◆ Problem to work on
Examine the records and identify each line that includes the string "Seeded". Copy those lines.

◆ Records from a data collection
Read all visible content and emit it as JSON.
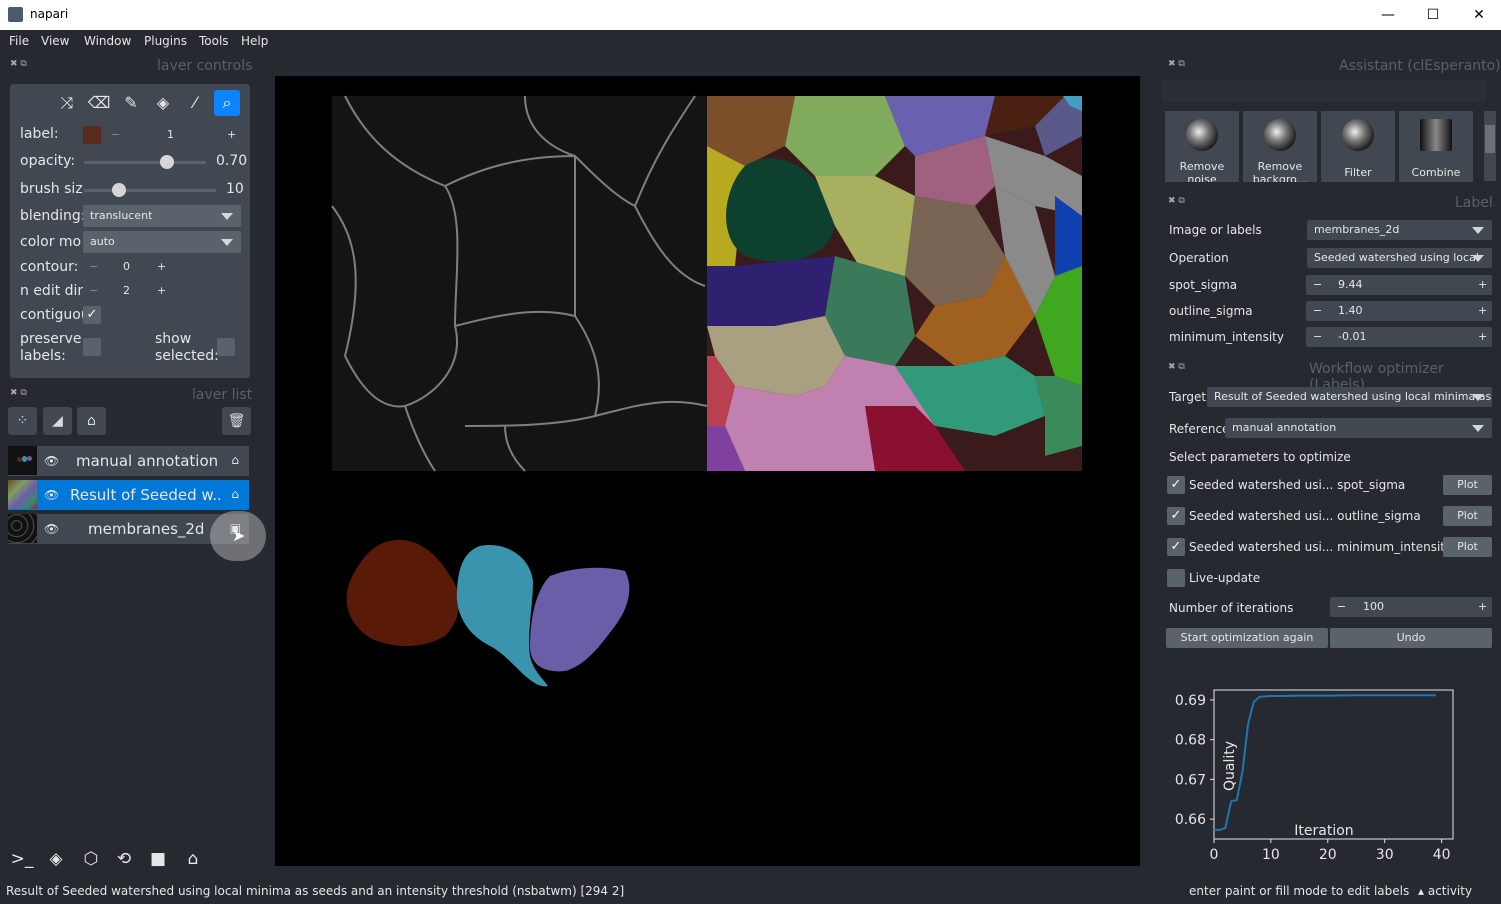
{
  "window": {
    "title": "napari",
    "minimize": "—",
    "maximize": "☐",
    "close": "✕"
  },
  "menu": [
    "File",
    "View",
    "Window",
    "Plugins",
    "Tools",
    "Help"
  ],
  "layer_controls": {
    "title": "laver controls",
    "label": {
      "label": "label:",
      "value": "1",
      "color": "#5a2a1e"
    },
    "opacity": {
      "label": "opacity:",
      "value": "0.70",
      "fraction": 0.7
    },
    "brush_size": {
      "label": "brush siz",
      "value": "10",
      "fraction": 0.25
    },
    "blending": {
      "label": "blending:",
      "value": "translucent"
    },
    "color_mode": {
      "label": "color mo",
      "value": "auto"
    },
    "contour": {
      "label": "contour:",
      "value": "0"
    },
    "n_edit_dim": {
      "label": "n edit din",
      "value": "2"
    },
    "contiguous": {
      "label": "contiguou",
      "checked": true
    },
    "preserve_labels": {
      "label": "preserve labels:",
      "checked": false
    },
    "show_selected": {
      "label": "show selected:",
      "checked": false
    }
  },
  "layer_list": {
    "title": "laver list",
    "layers": [
      {
        "name": "manual annotation",
        "selected": false
      },
      {
        "name": "Result of Seeded w...",
        "selected": true
      },
      {
        "name": "membranes_2d",
        "selected": false
      }
    ]
  },
  "statusbar": {
    "left": "Result of Seeded watershed using local minima as seeds and an intensity threshold (nsbatwm) [294  2]",
    "right": "enter paint or fill mode to edit labels",
    "activity": "activity"
  },
  "assistant": {
    "title": "Assistant (clEsperanto)",
    "tiles": [
      "Remove noise",
      "Remove backgro...",
      "Filter",
      "Combine"
    ]
  },
  "label_panel": {
    "title": "Label",
    "image_or_labels": {
      "label": "Image or labels",
      "value": "membranes_2d"
    },
    "operation": {
      "label": "Operation",
      "value": "Seeded watershed using local"
    },
    "spot_sigma": {
      "label": "spot_sigma",
      "value": "9.44"
    },
    "outline_sigma": {
      "label": "outline_sigma",
      "value": "1.40"
    },
    "minimum_intensity": {
      "label": "minimum_intensity",
      "value": "-0.01"
    }
  },
  "workflow_optimizer": {
    "title": "Workflow optimizer (Labels)",
    "target": {
      "label": "Target",
      "value": "Result of Seeded watershed using local minima as s"
    },
    "reference": {
      "label": "Reference",
      "value": "manual annotation"
    },
    "select_params": "Select parameters to optimize",
    "params": [
      {
        "label": "Seeded watershed usi... spot_sigma",
        "checked": true,
        "button": "Plot"
      },
      {
        "label": "Seeded watershed usi... outline_sigma",
        "checked": true,
        "button": "Plot"
      },
      {
        "label": "Seeded watershed usi... minimum_intensity",
        "checked": true,
        "button": "Plot"
      }
    ],
    "live_update": {
      "label": "Live-update",
      "checked": false
    },
    "iterations": {
      "label": "Number of iterations",
      "value": "100"
    },
    "start_button": "Start optimization again",
    "undo_button": "Undo"
  },
  "chart_data": {
    "type": "line",
    "xlabel": "Iteration",
    "ylabel": "Quality",
    "xlim": [
      0,
      42
    ],
    "ylim": [
      0.655,
      0.6925
    ],
    "xticks": [
      0,
      10,
      20,
      30,
      40
    ],
    "yticks": [
      0.66,
      0.67,
      0.68,
      0.69
    ],
    "ytick_labels": [
      "0.66",
      "0.67",
      "0.68",
      "0.69"
    ],
    "series": [
      {
        "color": "#1f77b4",
        "x": [
          0,
          1,
          2,
          3,
          4,
          5,
          6,
          7,
          8,
          9,
          10,
          12,
          15,
          20,
          25,
          30,
          35,
          39
        ],
        "y": [
          0.6573,
          0.6573,
          0.6578,
          0.6645,
          0.6648,
          0.672,
          0.684,
          0.6895,
          0.6908,
          0.6909,
          0.691,
          0.691,
          0.6911,
          0.6911,
          0.6912,
          0.6912,
          0.6912,
          0.6912
        ]
      }
    ]
  }
}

◆ Output
        "name": "Result of Seeded w...",
    "left": "Result of Seeded watershed using local minima as seeds and an intensity threshold (nsbatwm) [294  2]",
      "value": "Seeded watershed using local"
      "value": "Result of Seeded watershed using local minima as s"
        "label": "Seeded watershed usi... spot_sigma",
        "label": "Seeded watershed usi... outline_sigma",
        "label": "Seeded watershed usi... minimum_intensity",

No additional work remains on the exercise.